### YOUR INSTRUCTIONS
Go through the records line by line and work out how many lines hold the word "device". Answer with the number only.

[Excerpts from an interface dataset]
*** Block opens ***

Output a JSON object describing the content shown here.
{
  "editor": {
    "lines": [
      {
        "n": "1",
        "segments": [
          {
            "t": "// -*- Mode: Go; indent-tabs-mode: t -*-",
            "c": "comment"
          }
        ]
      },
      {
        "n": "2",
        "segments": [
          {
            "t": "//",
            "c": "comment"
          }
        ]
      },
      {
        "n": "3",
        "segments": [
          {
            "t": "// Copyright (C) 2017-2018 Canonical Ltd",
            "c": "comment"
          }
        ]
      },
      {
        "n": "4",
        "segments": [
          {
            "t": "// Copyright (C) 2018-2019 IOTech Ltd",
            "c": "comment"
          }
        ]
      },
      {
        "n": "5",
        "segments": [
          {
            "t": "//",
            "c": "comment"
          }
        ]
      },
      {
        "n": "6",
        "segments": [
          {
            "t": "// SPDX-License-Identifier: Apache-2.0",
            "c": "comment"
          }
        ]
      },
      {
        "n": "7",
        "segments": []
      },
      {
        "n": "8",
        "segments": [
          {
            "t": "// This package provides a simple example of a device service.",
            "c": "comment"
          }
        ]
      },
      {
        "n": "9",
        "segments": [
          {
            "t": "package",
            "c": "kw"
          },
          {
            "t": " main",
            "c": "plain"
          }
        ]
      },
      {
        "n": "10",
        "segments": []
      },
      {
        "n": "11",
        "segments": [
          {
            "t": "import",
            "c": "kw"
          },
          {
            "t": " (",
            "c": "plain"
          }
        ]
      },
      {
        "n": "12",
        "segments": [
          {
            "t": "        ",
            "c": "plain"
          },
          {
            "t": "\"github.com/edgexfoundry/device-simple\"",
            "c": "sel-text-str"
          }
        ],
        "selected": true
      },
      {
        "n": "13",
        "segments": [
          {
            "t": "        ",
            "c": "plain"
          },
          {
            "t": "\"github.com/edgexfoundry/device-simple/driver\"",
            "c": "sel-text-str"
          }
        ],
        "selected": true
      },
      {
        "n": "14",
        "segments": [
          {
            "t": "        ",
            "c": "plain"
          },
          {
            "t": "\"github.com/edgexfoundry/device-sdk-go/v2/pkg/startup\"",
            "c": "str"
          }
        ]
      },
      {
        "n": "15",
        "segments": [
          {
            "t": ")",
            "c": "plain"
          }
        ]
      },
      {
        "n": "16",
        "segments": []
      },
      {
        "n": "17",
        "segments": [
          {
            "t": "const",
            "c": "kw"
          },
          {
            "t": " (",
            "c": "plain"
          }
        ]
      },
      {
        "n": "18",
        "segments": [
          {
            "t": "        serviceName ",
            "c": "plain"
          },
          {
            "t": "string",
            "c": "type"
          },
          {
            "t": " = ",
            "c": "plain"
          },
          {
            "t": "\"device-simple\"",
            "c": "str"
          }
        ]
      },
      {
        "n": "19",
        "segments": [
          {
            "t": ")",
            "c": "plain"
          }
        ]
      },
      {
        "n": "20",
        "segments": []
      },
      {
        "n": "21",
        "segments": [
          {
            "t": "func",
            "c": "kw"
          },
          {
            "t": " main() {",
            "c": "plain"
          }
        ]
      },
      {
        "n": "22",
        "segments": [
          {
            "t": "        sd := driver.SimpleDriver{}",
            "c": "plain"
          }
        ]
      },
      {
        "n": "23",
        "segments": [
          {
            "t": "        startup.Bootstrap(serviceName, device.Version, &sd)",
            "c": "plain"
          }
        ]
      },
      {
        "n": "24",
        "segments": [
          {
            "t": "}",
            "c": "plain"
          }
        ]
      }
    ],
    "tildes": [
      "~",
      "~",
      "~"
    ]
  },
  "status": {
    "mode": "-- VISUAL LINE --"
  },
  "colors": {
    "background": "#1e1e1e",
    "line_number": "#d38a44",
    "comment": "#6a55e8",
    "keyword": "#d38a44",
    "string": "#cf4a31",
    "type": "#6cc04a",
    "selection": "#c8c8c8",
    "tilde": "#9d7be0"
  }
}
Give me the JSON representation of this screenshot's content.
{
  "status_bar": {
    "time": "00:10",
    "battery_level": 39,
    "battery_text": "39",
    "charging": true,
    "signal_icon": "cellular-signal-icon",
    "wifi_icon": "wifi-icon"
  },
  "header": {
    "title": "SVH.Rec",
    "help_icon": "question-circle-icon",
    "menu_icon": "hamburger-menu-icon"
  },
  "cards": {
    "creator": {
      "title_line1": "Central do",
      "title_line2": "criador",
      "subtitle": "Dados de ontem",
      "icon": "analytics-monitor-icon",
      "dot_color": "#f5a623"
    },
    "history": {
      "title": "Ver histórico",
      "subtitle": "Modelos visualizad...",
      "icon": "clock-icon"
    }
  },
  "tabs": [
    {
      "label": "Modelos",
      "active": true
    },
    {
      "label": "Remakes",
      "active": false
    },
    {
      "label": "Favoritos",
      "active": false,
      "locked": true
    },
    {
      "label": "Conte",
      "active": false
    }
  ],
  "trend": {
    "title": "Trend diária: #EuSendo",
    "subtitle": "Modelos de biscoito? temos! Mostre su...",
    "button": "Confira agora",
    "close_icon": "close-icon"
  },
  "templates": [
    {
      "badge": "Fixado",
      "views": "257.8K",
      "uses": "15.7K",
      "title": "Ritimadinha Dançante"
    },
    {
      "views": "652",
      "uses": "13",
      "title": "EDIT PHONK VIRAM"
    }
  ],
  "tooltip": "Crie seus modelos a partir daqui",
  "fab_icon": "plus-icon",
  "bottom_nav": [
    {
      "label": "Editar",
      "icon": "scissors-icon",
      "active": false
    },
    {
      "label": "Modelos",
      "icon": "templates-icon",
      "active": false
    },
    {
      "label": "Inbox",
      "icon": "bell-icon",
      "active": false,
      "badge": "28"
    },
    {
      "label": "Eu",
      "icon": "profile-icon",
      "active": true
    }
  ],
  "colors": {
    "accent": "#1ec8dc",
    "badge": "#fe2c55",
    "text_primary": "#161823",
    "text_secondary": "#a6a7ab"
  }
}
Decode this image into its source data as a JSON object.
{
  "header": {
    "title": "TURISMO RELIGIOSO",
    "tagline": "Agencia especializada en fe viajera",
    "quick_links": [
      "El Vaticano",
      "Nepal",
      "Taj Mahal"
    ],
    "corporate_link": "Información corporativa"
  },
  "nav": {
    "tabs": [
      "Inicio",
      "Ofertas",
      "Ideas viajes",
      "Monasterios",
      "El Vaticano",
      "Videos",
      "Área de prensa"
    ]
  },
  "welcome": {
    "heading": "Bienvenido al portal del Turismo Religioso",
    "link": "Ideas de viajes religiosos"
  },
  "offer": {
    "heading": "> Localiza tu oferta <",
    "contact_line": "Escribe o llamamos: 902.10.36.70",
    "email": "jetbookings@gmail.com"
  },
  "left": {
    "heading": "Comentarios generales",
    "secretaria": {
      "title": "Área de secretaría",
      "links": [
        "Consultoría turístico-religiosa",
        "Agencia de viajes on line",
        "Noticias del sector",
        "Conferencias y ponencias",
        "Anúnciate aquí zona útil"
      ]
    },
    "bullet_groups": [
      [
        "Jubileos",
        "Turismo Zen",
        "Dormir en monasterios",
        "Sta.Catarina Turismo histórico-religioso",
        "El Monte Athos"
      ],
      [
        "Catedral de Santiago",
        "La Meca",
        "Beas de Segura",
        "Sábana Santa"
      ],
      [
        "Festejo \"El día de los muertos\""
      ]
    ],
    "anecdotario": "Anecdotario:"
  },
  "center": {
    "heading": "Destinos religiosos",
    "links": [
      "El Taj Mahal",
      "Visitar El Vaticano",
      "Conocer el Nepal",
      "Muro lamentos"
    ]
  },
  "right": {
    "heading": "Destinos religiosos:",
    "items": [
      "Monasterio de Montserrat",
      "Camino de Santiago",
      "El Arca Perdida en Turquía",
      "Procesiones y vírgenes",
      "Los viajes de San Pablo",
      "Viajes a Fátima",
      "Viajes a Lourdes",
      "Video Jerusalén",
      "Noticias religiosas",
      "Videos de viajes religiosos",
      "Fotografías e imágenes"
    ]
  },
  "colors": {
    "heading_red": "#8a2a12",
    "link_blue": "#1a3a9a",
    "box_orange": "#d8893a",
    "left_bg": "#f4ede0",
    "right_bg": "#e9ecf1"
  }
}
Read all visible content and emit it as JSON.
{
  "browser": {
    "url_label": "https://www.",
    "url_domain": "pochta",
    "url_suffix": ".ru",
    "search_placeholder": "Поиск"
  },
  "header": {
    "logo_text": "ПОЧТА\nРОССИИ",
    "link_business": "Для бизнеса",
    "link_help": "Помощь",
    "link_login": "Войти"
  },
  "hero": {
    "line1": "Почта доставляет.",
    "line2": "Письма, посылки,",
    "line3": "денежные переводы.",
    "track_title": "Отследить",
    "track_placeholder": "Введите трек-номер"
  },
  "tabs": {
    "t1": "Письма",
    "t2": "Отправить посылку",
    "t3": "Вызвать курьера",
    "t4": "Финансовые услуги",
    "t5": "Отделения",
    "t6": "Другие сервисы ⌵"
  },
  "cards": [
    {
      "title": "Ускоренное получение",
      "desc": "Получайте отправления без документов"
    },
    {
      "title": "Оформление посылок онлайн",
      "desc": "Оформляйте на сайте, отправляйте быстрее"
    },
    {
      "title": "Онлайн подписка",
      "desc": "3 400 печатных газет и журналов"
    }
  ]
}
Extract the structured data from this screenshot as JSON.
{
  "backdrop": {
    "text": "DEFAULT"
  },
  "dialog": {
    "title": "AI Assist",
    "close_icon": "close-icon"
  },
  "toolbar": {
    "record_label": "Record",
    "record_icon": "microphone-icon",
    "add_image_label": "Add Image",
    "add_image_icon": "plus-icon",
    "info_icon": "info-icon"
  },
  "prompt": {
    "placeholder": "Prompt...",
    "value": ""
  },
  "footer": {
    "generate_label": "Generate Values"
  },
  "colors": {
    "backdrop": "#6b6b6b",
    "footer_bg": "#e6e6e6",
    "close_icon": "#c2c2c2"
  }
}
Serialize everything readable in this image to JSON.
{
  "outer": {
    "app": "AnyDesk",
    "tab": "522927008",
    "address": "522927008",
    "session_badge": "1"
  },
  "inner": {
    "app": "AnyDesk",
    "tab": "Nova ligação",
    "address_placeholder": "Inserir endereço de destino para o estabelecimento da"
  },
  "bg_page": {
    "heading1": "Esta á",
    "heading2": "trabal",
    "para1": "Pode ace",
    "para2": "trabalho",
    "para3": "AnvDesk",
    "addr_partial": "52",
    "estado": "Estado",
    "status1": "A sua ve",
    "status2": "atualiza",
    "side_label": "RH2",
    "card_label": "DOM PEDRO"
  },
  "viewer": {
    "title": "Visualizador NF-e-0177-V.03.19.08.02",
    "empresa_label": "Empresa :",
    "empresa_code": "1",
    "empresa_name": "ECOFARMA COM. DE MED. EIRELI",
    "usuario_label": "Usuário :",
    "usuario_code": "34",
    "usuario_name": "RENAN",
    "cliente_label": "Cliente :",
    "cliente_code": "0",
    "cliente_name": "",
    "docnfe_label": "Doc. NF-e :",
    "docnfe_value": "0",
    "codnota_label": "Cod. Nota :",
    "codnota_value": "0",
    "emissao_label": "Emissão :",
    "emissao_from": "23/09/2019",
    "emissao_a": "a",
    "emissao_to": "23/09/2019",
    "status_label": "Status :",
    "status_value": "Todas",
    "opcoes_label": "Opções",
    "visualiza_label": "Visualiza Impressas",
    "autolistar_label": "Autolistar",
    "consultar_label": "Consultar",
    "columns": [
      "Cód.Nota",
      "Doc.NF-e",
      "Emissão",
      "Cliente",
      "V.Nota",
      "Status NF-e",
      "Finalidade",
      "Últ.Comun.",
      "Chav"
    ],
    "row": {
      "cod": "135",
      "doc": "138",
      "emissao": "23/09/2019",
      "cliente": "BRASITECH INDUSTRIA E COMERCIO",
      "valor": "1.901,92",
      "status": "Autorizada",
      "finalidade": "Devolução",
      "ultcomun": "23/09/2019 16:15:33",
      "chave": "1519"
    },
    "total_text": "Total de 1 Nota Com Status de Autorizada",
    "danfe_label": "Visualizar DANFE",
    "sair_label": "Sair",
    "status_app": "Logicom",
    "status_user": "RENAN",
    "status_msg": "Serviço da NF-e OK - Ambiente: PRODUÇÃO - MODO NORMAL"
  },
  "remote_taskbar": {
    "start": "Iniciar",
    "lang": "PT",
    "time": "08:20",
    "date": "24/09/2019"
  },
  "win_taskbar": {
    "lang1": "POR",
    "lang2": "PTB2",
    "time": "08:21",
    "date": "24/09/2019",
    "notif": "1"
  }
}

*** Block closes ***

### YOUR SOLUTION
6